Task objective >> Find every line in the entries that holds the string "globe" and report it.
------ Material supplied
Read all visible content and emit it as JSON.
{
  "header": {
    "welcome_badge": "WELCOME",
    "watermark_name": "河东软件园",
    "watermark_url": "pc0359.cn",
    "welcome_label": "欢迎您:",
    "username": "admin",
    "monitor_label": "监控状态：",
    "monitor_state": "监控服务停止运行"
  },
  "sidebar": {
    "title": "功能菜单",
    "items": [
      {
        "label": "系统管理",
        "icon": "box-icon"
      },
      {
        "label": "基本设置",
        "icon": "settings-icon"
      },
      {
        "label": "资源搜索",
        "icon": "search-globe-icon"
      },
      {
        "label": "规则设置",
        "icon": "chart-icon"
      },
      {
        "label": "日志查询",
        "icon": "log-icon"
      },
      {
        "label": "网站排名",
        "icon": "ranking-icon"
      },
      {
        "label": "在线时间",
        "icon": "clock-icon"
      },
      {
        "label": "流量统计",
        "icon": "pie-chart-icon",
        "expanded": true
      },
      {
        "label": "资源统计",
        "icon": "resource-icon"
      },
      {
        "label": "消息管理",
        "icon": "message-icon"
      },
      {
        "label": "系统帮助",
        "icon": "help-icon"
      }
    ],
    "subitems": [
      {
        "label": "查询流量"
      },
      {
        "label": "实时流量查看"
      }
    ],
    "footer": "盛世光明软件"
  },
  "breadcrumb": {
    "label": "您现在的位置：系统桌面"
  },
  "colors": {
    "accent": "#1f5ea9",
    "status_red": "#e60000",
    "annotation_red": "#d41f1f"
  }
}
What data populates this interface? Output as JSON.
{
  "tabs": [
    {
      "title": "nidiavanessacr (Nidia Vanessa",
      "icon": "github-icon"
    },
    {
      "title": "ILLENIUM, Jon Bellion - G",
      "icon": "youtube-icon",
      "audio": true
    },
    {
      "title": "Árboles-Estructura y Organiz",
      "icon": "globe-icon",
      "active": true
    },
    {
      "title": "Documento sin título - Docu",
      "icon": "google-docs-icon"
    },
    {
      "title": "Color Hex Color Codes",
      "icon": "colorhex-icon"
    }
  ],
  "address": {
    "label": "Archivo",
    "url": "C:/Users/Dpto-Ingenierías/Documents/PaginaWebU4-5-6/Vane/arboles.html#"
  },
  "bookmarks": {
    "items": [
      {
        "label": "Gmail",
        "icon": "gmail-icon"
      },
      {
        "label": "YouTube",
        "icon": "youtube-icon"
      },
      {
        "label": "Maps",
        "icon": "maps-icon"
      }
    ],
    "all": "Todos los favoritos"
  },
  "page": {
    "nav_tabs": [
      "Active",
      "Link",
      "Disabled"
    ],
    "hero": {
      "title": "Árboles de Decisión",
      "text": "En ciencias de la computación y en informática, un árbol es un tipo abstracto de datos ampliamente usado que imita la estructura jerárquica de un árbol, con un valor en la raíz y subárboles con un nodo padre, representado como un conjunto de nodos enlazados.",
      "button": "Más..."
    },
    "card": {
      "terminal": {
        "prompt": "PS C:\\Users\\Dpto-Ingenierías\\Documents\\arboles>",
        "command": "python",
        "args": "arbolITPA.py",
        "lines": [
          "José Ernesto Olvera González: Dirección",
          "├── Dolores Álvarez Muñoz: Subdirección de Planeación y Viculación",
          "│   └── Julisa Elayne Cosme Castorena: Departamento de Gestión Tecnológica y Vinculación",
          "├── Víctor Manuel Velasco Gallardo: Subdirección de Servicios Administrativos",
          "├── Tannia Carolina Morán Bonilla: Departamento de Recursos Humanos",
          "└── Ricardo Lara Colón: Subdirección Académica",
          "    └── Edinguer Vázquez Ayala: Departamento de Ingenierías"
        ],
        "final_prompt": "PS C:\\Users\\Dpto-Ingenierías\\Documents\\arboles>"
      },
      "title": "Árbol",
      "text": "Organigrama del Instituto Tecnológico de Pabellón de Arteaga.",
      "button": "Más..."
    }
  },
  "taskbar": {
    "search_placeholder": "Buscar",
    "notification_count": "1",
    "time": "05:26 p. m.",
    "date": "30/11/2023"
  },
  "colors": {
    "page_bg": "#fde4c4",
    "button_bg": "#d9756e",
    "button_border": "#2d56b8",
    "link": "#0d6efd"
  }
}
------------
Exercise result >>
        "icon": "search-globe-icon"
      "icon": "globe-icon",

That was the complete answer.